Wimpiness dominates in the corporate world, too. In April, Clorox created a bleach bottle from emojis. The infantilized rabble complained that, on a day that Apple released brown-skinned emojis, Clorox had no right to be white. Seriously. Instead of telling these children to piss off, Clorox caved and apologized for “offending” them.
In June, Janet Napolitano, president of the University of California, announced a ban on a fascicle of words and phrases, including articulate, meritocracy, land of opportunity, melting pot, human race, and the most qualified should get the job. Academic tyranny.
Did you ever think speech could or would be banned in America?
Why not? Big Government has invaded all aspects of our lives: food, cars, neighborhoods, lightbulbs, healthcare, and religious beliefs, to name a few. Because of this tyranny, which voters elected, most people no longer voice their objections.
Donald Trump, by proxy, personifies, represents, and articulates the concerns and rage of many Americans — sans regrets — and they love him for it. He’s suffered financially, as NBC, ESPN, and Macy’s have fled (for now) his orbit, with lightning speed. Still, he did not flinch. Compare him to Clorox’s CEO.
Following Branding Principles and Surging
On July 26, 2015, CNN announced the results of a new poll showing The Donald, a nickname his ex-wife Ivana gave him, leading all Republicans. This wasn’t supposed to happen: he’s insulted Democrats, almost all his rivals, and many in the media. But, it is happening.
This is the art of The Donald: taking the slings and arrows, fighting back, being written off, drawing big crowds, following branding principles — and surging.
What are those branding principles? As I’ve stated ad nauseam, when you have a strong brand, people react to, remember, and repeat your message. Who’s getting quoted more and pilloried more than Trump and rising in the polls?
Donald Trump gets the pulse of Americans because he deals with them in business — in person. When people buy your products, they tell you their problems, fears, and wishes.
Conversely, politicians condescend to voters and pander to special-interest groups, donors, and lobbyists — their carefully crafted, focus-group-tested, teleprompter-displayed rhetoric proves it. That’s why their brands stink, and industrious taxpayers are outraged.
Trump now must parlay his current lead into a permanent one by convincing voters that he can and will offer more than controversy and headlines. If America is to become great again, it needs tangible, workable solutions, and fast, and a leader who can execute them.

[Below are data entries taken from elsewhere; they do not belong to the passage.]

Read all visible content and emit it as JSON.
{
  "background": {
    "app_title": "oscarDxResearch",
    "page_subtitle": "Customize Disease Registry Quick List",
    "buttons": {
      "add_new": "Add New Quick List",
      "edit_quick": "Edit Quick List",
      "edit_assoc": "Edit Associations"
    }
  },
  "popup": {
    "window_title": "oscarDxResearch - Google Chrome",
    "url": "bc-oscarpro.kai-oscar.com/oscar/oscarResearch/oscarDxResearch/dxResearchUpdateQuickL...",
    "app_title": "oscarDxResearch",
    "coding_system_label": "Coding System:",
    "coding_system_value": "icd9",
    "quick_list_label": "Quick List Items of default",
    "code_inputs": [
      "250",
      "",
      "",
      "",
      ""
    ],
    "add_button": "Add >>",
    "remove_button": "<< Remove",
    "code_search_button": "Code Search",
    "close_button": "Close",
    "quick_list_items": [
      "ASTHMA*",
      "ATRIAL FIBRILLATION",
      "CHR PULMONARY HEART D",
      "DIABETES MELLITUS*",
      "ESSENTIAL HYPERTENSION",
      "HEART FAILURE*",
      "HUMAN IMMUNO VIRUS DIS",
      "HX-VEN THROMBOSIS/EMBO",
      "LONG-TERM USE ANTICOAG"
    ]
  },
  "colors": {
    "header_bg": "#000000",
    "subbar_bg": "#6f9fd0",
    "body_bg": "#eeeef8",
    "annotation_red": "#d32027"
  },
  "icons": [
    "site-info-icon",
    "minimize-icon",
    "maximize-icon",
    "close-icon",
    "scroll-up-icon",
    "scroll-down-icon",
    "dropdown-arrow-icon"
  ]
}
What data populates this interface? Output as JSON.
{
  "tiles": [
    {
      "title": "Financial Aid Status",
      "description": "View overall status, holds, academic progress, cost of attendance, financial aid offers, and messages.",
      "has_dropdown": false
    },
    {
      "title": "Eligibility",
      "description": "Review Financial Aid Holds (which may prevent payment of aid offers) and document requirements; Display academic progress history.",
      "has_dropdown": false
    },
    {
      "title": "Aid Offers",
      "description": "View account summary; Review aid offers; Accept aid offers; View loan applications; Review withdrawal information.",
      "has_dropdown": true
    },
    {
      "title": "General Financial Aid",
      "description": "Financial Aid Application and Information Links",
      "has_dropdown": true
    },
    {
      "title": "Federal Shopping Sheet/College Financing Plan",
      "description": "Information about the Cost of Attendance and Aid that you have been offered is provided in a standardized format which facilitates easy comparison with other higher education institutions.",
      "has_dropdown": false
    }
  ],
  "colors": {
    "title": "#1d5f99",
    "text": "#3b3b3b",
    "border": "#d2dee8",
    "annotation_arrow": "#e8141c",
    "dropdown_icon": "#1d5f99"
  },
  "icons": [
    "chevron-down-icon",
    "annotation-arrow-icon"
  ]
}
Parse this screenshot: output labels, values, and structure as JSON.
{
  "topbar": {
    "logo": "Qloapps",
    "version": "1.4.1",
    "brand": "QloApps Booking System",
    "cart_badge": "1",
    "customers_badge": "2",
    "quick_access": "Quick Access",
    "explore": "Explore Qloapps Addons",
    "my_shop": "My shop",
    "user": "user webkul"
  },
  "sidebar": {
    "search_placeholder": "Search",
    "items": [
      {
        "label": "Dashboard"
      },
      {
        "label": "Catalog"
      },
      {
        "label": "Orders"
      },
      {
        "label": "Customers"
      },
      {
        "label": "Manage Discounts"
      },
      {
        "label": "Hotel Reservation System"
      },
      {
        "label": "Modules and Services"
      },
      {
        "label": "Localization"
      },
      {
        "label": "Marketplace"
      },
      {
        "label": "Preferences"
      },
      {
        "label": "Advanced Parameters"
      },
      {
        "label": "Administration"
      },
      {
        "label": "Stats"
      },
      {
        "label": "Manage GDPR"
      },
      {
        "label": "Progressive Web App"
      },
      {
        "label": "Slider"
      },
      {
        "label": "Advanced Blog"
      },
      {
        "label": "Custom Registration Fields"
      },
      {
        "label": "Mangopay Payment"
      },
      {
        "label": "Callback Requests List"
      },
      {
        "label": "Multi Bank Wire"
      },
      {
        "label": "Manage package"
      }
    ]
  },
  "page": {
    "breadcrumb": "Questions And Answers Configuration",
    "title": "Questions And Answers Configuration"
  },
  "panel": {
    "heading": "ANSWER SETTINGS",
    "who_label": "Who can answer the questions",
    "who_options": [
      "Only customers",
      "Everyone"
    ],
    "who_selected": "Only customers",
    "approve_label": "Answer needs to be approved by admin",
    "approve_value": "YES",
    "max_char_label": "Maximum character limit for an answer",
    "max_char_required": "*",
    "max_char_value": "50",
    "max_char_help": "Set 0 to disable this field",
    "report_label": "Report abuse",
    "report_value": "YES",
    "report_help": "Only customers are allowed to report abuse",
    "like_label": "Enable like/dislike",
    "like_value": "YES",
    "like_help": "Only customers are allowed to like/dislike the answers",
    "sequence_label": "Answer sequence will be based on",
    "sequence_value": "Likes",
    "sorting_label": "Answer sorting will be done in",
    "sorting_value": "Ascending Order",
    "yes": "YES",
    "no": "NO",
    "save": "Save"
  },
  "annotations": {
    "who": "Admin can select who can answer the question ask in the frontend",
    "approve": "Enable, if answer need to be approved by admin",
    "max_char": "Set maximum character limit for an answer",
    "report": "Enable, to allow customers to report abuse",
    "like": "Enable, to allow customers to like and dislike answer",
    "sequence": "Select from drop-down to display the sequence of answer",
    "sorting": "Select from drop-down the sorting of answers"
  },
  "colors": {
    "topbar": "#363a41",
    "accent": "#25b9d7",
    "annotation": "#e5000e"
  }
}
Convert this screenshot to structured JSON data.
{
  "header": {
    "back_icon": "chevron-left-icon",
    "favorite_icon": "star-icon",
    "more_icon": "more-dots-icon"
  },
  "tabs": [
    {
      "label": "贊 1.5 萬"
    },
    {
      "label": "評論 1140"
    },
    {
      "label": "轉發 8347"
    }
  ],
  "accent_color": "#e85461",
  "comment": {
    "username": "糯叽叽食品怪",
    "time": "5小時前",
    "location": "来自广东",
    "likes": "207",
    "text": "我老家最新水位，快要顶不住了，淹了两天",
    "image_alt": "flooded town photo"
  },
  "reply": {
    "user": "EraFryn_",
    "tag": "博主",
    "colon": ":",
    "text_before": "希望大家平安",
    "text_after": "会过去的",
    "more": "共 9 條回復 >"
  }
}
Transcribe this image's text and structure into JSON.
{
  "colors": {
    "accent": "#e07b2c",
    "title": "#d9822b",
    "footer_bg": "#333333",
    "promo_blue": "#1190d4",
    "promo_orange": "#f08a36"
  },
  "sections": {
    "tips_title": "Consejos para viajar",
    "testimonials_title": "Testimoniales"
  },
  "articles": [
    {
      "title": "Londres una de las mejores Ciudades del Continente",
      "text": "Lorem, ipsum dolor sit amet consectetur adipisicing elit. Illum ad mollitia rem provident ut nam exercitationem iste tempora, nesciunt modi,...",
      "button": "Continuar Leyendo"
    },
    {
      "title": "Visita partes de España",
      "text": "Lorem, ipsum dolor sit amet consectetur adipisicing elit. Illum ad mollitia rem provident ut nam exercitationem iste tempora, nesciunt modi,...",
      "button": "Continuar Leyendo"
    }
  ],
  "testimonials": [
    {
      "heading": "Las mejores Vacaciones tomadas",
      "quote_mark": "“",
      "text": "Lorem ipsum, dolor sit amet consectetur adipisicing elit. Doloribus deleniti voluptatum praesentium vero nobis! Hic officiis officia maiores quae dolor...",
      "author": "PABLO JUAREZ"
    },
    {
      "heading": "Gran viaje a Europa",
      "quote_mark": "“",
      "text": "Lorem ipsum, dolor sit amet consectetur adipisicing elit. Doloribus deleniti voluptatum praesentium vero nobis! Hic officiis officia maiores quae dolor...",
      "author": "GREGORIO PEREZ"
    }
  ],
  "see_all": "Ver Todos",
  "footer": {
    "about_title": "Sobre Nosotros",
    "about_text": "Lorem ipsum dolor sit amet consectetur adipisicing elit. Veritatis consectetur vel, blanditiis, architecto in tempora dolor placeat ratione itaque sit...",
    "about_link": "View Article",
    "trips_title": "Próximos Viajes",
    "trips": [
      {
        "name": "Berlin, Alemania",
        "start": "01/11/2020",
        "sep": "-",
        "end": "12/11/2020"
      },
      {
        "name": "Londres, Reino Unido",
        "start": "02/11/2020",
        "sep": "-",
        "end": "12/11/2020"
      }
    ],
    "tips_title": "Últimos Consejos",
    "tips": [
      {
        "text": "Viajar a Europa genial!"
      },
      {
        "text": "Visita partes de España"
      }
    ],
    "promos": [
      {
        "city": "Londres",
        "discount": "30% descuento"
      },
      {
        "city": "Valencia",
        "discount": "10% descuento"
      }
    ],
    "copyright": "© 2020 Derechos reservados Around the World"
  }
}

Finally, The Donald must convince Democrats he can be their leader, too, with his current brand. If, in the coming months, he becomes a pandering, backpedaling, cautious politician, to win the liberal vote, he will kill his brand — and his candidacy.
Parting Advice to CEOs
Take a page from Trump’s book, even if you don’t like or agree with him: When the rabble protests, push back and hold fast to your beliefs and principles.
If the rabble makes you flinch, they will forever control you and your brand.
Always control your brand — and keep it sharp.
About the Author
Marc Rudov is a branding advisor to CEOs,
producer of MarcRudovTV, and author of the book,
Be Unique or Be Ignored: The CEO’s Guide to Branding.
© 2015 Marc H. Rudov. All Rights Reserved.